An anonymous Best Buy employee wrote in to clarify and dispute Monday’s post that accused the company of shifting to a de facto commission-based model by rewarding upsell-happy workers with more hours. [More]
Everyone in the market for a robe wants to be kept warm, but having that robe catch on fire and kill you is quite a bit over the line. Such a foible was discovered in Blair women’s chenille robes, so Blair and the Consumer Product Safety Commission issued a recall in April.
Elysse was told by an optometrist to consider “vision therapy” as a treatment for her child’s strabismus (crossed eyes), but the business she was sent to—Children’s Vision and Learning in Versailles, Kentucky—turned out to be one of those places where selling is their top priority, and medical care simply the product being sold. After being lied to about the cost, given a hard sell during the first appointment, and even being asked, “Don’t you care about your child’s vision?”, Elysse decided to look elsewhere. Now, four months after the experience, the business is billing her $50 for a “penciled in” appointment she never agreed to keep in the first place.
I’ve been approached by a friend to join up with MonaVie acai juice—it’s a “superfood” juice that’s sold through “network marketing.” I actually do like the product, and this is a friend I trust, but my alarm bells are still going off. I don’t want to get sucked into a scam, obviously. There’s nothing about this company on your site, so I thought I’d drop you a line and see if you had any advice.

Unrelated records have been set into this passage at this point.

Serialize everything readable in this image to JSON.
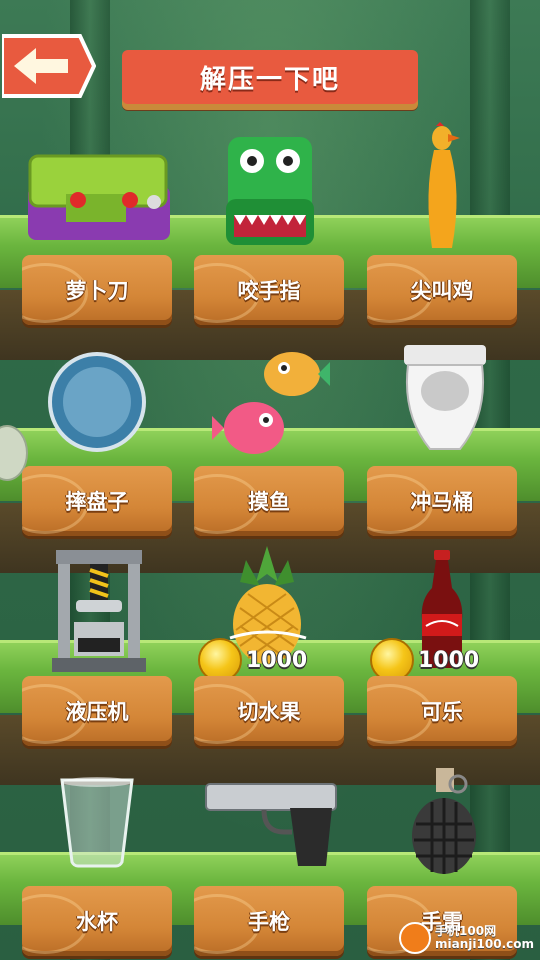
{
  "header": {
    "title": "解压一下吧"
  },
  "items": [
    {
      "label": "萝卜刀"
    },
    {
      "label": "咬手指"
    },
    {
      "label": "尖叫鸡"
    },
    {
      "label": "摔盘子"
    },
    {
      "label": "摸鱼"
    },
    {
      "label": "冲马桶"
    },
    {
      "label": "液压机"
    },
    {
      "label": "切水果",
      "price": "1000"
    },
    {
      "label": "可乐",
      "price": "1000"
    },
    {
      "label": "水杯"
    },
    {
      "label": "手枪"
    },
    {
      "label": "手雷"
    }
  ],
  "watermark": {
    "name": "手机100网",
    "url": "mianji100.com"
  },
  "colors": {
    "title_bg": "#e85a3f",
    "plank": "#d48637",
    "grass": "#6ab53e",
    "coin": "#f5c518"
  }
}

The CPSC is understaffed and underfunded, and it needs a complete overhaul of its mission if it’s to be effective at all in protecting US consumers, says Illinois Sen. Dick Durbin (D):
“The laws are written sadly in a way to make it next to impossible to protect consumers. 401 (CPSC) employees today trying to manage trillions of dollars in products … they do not have enough cops on the beat.”
The New York Times has a very interesting article about the business practices that resulted in Countrywide’s dramatic spiral into the dirt. Recently, the nation’s largest mortgage lender had to tap $11.5 billion in emergency credit and was the beneficiary of a $2 billion
investment bailout from Bank of America.
Congress just put your wiretapping dollars to work, by amending a homeland security bill to allow the Consumer Product Safety Commission to regain “its full authority to oversee the safety of thousands of household products,” says the Washington Post. The reprieve only lasts for six months, but during that time it allows the commission–which has been hobbling along in an inactive state since January because of an ongoing member vacancy–to meet and take action on matters of consumer safety with only two members present.